> [EXERCISE INSTRUCTIONS] Find how many lines in the entries below carry the word "eraser" and answer with only that figure.

======== DATA TO USE

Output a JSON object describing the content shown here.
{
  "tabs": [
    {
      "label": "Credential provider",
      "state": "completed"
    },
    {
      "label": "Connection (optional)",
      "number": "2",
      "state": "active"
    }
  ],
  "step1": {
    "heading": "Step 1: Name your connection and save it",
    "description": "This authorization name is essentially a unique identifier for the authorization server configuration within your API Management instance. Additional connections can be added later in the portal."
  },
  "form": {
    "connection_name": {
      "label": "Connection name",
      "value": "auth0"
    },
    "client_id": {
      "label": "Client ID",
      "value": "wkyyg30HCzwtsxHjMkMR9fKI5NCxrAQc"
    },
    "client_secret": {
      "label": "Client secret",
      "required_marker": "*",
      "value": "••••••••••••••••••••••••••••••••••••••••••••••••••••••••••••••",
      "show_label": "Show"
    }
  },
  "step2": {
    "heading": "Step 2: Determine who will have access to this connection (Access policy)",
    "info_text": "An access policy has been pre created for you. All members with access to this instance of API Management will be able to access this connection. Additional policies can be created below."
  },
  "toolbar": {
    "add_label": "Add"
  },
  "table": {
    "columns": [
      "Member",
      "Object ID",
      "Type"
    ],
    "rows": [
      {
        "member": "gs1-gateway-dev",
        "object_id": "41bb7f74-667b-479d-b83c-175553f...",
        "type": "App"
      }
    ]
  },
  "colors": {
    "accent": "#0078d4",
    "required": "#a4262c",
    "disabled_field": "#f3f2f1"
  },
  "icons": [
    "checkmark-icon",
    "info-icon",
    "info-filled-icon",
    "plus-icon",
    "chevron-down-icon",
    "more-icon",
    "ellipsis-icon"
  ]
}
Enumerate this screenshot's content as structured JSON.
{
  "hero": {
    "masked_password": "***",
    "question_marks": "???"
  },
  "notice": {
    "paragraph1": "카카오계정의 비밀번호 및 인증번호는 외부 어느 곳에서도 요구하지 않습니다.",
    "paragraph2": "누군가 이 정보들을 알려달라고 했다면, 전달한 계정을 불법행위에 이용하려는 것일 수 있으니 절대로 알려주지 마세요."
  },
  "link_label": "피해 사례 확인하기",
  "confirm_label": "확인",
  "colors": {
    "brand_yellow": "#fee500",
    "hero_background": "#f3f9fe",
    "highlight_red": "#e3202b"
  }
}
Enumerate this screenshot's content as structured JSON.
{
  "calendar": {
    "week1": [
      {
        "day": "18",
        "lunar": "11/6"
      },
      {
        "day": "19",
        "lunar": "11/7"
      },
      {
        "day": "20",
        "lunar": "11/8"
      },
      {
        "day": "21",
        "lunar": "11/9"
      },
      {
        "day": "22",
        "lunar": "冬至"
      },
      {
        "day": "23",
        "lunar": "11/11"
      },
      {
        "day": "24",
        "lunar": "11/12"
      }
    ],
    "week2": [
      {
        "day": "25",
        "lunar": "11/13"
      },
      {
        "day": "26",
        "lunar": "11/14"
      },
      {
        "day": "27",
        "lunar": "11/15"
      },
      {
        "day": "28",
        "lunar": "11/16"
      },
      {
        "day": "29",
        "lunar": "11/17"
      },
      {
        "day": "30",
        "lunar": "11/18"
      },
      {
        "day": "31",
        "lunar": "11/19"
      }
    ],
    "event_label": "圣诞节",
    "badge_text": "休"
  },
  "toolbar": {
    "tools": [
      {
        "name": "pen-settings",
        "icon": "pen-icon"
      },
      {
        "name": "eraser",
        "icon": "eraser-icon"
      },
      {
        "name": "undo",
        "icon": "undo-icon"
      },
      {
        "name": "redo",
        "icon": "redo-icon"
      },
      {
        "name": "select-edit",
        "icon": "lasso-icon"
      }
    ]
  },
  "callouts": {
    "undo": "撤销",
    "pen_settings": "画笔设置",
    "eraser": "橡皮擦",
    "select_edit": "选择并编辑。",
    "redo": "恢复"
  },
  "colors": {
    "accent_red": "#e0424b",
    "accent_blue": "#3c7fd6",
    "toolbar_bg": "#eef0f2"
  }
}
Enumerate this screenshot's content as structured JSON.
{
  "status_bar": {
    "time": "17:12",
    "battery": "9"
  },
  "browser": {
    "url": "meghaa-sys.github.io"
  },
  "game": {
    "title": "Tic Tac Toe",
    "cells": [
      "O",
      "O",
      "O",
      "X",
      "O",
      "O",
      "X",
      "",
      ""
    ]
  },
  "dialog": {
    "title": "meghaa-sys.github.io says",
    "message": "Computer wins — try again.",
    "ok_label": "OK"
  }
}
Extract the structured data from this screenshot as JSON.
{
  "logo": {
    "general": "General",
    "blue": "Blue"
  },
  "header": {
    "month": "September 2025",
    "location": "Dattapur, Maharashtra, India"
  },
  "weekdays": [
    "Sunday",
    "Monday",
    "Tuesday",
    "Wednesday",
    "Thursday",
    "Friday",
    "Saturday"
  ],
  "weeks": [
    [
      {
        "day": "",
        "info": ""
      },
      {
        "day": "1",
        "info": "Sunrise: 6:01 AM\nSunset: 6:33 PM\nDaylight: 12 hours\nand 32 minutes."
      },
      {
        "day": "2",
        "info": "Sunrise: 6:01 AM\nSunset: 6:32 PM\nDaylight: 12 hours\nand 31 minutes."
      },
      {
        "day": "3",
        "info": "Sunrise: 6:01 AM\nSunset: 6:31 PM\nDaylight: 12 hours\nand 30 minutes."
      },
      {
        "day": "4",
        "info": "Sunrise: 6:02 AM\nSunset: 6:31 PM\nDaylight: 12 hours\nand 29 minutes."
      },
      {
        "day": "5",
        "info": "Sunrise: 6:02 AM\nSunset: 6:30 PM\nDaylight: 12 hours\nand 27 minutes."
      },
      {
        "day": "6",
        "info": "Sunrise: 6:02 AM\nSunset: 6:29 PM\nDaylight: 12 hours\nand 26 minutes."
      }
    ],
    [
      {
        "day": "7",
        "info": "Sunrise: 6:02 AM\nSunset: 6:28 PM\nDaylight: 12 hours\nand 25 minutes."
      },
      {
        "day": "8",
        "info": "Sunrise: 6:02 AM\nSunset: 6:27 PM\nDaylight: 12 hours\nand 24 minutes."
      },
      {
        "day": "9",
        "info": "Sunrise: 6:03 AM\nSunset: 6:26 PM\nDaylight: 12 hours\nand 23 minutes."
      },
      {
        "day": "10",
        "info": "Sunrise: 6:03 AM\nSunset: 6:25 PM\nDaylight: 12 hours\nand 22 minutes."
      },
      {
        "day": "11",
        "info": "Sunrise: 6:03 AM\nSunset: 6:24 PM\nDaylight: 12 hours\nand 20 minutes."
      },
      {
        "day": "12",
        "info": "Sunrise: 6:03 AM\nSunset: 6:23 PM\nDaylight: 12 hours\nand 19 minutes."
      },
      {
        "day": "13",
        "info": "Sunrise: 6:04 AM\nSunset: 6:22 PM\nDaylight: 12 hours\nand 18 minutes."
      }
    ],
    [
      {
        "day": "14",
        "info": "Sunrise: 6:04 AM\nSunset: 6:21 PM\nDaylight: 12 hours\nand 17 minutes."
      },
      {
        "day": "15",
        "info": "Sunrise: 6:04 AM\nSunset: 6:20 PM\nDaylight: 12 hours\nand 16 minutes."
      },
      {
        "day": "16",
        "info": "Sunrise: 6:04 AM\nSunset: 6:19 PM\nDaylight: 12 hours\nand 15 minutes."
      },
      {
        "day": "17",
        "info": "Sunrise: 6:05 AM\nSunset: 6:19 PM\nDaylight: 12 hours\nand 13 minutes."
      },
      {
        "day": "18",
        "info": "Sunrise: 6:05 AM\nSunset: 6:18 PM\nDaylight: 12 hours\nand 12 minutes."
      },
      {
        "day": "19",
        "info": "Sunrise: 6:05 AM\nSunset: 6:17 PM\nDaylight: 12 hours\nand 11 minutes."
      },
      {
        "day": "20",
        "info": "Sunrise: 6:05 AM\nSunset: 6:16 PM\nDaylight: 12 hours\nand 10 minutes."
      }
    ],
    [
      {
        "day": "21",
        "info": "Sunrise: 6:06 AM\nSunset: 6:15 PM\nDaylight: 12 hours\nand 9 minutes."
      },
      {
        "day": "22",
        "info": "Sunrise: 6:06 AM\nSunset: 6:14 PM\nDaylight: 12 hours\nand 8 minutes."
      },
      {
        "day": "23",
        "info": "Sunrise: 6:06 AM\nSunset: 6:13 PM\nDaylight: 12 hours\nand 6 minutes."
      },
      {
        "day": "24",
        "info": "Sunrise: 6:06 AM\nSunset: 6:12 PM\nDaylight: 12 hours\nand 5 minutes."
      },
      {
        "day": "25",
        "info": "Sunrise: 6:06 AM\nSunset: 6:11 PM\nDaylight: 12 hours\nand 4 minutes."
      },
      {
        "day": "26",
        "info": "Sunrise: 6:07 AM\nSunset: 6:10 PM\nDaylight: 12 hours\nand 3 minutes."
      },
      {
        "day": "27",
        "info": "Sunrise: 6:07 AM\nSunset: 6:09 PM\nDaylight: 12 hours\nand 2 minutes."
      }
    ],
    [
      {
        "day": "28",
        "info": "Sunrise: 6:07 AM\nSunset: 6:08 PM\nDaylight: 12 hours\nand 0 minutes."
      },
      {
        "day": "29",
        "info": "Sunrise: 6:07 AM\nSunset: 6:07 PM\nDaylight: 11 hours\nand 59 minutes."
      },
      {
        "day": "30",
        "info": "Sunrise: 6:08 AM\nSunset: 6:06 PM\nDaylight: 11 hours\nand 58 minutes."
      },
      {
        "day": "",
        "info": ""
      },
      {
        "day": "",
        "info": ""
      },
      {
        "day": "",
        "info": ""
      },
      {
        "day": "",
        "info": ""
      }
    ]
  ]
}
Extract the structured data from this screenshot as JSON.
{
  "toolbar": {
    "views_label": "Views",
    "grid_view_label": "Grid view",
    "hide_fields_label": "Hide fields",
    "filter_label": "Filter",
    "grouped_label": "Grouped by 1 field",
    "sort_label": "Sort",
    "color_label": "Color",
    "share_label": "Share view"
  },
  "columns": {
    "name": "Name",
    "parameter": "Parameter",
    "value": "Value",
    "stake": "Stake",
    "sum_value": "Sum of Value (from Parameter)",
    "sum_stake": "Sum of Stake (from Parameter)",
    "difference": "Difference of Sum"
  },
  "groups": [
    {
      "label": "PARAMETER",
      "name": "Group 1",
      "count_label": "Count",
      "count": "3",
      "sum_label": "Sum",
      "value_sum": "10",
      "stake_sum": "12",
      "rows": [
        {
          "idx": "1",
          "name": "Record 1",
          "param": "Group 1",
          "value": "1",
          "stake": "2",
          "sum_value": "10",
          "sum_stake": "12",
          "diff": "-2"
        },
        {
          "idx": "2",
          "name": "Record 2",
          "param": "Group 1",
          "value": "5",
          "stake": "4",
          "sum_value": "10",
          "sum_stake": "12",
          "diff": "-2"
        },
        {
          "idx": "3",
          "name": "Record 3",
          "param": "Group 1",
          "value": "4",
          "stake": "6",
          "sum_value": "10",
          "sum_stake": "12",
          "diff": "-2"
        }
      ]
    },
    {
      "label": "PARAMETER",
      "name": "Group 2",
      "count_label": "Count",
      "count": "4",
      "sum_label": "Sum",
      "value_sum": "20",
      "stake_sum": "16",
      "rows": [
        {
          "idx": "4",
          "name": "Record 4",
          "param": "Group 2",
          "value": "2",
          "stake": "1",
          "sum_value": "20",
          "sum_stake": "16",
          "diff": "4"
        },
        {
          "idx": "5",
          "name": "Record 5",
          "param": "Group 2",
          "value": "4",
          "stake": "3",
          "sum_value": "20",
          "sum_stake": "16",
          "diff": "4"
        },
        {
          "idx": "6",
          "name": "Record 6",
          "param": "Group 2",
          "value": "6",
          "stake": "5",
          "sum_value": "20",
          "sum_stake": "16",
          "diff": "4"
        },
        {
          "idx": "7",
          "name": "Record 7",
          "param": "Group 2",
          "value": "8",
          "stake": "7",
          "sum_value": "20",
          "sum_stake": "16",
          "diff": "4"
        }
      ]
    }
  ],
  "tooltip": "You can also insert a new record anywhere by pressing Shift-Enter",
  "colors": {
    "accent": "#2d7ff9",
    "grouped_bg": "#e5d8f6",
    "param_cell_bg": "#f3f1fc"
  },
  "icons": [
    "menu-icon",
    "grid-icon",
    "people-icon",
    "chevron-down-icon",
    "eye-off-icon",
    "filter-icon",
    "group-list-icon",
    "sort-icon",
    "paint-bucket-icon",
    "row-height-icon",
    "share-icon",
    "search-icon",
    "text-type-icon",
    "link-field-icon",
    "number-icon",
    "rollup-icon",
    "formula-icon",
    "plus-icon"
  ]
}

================

> [SOLUTION] 3